1831 Willow Valley Rendezvous:
Thomas Fitzpatrick would not leave the mountains for St Louis until March of 1831 and wouldn’t arrive in St. Louis until early May, nearly two months after the deadline for completing arrangements with Smith, Jackson and Sublette for the needed supplies.
Since Smith, Jackson and Sublette had received no word from the mountains, they had made alternate plans and already left for Santa Fe with a train of trade goods bound for Santa Fe and Taos. Fitzpatrick followed Smith, Jackson and Sublette, and arranged to have supplies shipped out of Santa Fe. Jedediah Smith would lose his life in a skirmish with Comanche Indians along the Cimarron Cutoff of the Santa Fe Trail.
Having obtained $6,000 worth of supplies Fitzpatrick headed north out of Santa Fe with about forty men, including Kit Carson. The pack train headed north along the front range of the Rockies to the North Platte River, and thence up to the Sweetwater, where he met with Henry Fraeb. Fraeb accompanied the pack train to resupply the trappers and Fitzpatrick headed east to ensure the supplies for 1832 arrived on time. The mountain men had rendezvoused in early summer awaiting the needed supplies. The location of this rendezvous is uncertain, possibly either Willow Valley, and or Green River. Evidence seems to favor the Willow Valley location. (Map)

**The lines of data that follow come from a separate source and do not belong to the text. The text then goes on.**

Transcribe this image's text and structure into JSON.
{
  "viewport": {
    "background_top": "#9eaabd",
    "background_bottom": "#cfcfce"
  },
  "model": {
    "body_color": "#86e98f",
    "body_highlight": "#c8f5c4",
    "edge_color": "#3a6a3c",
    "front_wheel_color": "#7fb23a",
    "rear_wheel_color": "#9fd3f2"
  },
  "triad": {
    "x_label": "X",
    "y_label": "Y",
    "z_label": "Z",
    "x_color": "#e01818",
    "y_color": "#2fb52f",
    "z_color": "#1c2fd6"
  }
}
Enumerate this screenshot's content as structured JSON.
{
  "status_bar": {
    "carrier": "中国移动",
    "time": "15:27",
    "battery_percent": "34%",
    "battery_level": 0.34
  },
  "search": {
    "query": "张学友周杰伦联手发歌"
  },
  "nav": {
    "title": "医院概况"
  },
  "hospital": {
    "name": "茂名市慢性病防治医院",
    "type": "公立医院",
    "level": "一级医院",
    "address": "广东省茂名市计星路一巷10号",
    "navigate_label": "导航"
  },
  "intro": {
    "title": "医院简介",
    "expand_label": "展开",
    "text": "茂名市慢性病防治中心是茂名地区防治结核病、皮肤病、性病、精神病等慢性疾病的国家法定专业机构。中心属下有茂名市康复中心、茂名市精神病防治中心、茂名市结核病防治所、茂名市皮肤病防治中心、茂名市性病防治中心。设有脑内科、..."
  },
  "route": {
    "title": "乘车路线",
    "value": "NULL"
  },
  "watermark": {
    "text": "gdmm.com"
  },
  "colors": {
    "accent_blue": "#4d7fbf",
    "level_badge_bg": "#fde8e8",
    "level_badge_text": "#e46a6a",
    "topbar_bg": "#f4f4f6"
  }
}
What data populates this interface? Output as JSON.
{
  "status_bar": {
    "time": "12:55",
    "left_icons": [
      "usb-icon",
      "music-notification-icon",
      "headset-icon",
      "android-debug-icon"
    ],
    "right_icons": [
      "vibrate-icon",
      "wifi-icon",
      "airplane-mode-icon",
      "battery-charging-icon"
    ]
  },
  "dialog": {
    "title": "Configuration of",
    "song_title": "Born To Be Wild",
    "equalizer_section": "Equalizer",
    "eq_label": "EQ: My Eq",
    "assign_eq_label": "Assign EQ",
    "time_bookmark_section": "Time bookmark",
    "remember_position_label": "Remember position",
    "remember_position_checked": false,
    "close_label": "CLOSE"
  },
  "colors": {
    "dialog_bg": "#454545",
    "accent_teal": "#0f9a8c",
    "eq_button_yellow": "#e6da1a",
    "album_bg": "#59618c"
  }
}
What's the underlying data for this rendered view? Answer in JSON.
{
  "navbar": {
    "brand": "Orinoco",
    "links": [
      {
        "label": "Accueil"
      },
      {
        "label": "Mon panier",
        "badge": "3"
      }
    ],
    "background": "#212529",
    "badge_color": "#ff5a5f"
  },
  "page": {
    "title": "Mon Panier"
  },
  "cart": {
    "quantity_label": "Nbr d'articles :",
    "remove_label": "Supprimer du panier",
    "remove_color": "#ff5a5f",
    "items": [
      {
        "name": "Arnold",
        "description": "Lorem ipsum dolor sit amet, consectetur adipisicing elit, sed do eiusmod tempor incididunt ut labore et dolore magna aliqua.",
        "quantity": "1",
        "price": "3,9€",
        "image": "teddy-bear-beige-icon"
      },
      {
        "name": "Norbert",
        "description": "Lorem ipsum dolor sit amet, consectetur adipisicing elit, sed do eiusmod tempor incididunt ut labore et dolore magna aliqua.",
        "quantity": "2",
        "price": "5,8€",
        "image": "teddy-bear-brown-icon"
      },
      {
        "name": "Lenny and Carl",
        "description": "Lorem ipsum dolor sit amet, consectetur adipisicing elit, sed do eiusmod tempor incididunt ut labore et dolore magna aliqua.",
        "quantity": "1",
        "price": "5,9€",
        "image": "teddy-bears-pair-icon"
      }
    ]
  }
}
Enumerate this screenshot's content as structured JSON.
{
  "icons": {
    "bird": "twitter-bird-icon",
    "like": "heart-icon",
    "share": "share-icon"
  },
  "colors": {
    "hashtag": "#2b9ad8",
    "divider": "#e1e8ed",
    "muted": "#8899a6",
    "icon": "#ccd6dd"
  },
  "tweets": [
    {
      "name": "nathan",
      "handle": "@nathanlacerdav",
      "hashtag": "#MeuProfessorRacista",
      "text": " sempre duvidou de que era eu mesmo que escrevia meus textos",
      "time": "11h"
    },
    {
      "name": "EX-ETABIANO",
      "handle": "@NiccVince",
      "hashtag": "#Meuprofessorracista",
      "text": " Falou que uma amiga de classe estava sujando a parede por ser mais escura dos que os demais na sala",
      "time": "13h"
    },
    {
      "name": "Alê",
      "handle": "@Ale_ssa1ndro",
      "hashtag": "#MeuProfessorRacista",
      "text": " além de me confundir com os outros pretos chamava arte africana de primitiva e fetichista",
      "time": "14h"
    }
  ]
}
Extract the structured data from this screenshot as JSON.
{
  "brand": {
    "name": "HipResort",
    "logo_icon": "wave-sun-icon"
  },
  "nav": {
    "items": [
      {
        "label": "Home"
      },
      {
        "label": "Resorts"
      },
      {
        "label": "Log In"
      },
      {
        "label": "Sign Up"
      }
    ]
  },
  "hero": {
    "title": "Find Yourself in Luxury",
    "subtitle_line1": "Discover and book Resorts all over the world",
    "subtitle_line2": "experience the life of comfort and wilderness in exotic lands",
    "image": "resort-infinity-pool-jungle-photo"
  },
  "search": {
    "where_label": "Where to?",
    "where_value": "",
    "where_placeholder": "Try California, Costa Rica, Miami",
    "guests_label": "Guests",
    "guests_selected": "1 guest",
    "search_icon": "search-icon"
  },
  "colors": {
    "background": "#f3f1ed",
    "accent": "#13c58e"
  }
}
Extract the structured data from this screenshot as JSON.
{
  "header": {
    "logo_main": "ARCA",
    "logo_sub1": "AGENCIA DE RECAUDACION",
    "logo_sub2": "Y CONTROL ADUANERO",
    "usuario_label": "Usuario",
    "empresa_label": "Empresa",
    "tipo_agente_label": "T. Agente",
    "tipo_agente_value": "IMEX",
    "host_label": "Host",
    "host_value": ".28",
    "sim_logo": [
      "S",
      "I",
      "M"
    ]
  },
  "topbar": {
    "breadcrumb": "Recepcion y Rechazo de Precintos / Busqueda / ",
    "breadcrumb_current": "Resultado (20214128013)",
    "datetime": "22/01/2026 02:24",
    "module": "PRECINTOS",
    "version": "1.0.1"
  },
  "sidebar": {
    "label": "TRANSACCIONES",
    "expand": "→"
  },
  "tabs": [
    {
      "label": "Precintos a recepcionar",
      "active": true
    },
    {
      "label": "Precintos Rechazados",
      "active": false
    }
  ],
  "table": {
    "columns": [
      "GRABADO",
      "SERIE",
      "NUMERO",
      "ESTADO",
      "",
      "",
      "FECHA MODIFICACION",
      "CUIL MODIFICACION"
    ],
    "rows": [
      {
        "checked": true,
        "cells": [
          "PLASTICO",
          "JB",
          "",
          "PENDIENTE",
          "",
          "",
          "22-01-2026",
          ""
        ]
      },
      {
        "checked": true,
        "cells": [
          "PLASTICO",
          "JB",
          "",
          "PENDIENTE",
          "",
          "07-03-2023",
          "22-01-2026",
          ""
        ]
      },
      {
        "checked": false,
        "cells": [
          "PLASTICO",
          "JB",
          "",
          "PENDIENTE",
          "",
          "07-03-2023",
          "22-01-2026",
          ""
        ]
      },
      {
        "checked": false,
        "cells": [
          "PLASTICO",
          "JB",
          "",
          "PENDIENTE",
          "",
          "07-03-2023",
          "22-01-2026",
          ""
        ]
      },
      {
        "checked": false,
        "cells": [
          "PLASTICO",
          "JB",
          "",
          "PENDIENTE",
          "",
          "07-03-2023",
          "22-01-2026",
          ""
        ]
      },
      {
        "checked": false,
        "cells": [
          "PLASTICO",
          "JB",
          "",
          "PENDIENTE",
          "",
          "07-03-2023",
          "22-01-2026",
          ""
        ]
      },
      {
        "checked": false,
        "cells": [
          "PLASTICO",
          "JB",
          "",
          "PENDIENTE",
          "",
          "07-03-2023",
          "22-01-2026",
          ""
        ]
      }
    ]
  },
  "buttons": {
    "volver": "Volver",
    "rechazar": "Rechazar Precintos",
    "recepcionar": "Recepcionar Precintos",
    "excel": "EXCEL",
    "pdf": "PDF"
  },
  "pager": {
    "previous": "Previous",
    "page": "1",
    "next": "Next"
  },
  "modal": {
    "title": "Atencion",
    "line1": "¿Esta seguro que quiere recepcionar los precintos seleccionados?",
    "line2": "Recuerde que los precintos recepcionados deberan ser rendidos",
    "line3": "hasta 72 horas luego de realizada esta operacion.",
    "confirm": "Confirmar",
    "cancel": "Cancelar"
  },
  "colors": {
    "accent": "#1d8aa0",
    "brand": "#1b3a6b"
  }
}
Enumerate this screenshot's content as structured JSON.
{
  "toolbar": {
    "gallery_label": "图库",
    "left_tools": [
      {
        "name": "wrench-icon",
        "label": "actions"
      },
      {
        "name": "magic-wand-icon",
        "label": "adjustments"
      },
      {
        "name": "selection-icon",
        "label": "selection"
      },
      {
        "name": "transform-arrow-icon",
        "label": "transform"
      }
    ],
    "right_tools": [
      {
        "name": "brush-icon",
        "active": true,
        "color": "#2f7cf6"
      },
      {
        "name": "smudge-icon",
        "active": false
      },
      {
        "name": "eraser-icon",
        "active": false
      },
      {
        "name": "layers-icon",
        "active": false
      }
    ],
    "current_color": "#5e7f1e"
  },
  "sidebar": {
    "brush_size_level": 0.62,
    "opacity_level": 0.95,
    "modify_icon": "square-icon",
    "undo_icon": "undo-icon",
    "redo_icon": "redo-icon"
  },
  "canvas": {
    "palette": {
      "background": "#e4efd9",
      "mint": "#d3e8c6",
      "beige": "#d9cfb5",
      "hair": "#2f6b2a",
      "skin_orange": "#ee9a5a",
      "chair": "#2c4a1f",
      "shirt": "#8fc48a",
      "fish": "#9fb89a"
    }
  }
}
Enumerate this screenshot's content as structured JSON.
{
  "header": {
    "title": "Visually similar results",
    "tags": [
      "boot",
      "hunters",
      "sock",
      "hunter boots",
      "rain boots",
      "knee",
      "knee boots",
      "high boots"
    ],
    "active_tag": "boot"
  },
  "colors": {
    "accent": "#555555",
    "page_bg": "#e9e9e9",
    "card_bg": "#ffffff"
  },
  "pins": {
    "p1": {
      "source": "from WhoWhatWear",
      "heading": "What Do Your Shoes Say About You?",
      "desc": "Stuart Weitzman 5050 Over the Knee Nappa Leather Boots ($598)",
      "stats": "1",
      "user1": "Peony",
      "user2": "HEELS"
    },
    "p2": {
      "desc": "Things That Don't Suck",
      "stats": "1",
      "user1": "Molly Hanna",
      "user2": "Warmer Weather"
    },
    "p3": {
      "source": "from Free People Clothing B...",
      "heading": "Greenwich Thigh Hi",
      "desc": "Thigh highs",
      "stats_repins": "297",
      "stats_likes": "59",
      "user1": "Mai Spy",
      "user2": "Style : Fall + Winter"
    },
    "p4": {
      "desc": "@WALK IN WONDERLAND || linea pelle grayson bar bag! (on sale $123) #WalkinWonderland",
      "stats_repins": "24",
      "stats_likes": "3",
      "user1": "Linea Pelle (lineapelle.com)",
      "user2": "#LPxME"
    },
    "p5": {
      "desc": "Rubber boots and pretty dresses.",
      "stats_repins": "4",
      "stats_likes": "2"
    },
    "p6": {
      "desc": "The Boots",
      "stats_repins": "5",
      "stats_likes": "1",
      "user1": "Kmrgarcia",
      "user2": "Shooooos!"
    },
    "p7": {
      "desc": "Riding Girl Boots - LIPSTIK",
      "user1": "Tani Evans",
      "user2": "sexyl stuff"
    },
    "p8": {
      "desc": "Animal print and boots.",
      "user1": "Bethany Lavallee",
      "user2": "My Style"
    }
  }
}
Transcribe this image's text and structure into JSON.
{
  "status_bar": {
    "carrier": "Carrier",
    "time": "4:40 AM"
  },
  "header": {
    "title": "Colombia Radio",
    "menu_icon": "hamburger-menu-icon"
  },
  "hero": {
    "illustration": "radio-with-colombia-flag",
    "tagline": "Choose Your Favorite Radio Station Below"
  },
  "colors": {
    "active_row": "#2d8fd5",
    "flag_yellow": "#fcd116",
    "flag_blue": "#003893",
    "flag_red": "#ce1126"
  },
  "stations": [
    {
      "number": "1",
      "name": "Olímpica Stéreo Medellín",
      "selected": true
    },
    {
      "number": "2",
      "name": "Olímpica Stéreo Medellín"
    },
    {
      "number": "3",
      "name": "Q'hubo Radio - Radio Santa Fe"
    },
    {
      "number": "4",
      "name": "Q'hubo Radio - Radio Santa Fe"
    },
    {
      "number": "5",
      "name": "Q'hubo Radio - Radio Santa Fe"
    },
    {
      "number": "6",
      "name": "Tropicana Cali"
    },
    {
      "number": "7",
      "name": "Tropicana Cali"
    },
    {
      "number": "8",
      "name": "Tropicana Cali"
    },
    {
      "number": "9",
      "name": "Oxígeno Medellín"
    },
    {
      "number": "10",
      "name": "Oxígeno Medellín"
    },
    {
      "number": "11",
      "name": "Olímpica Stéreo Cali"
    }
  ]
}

Joe Meek again describes this years rendezvous in River of the West “The large number of men now employed, had exhausted the stock of goods on hand. The camp was without blankets and without ammunition, knives were not to be had; traps were scarce; but worse than that all the tobacco had given out, and alcohol was not! In such a case as this, what was a mountain man to do?”
After waiting several weeks without a sign from Fitzpatrick, the trappers left for the fall hunt without the desperately needed supplies. Fraeb spent the remainder of the fall getting the supplies delivered to the trappers. Warren Ferris reports (reference) “Fraeb arrived…and the camp presented a confused scene of rioting and debauchery for several days, after which however the kegs of alcohol were again bunged, and all became tranquil.”
During the fall and winter of 1831 the American Fur Company was mobilizing additional trappers to the Northern Rocky Mountains in order to ratchet up the competition for beaver during the following year.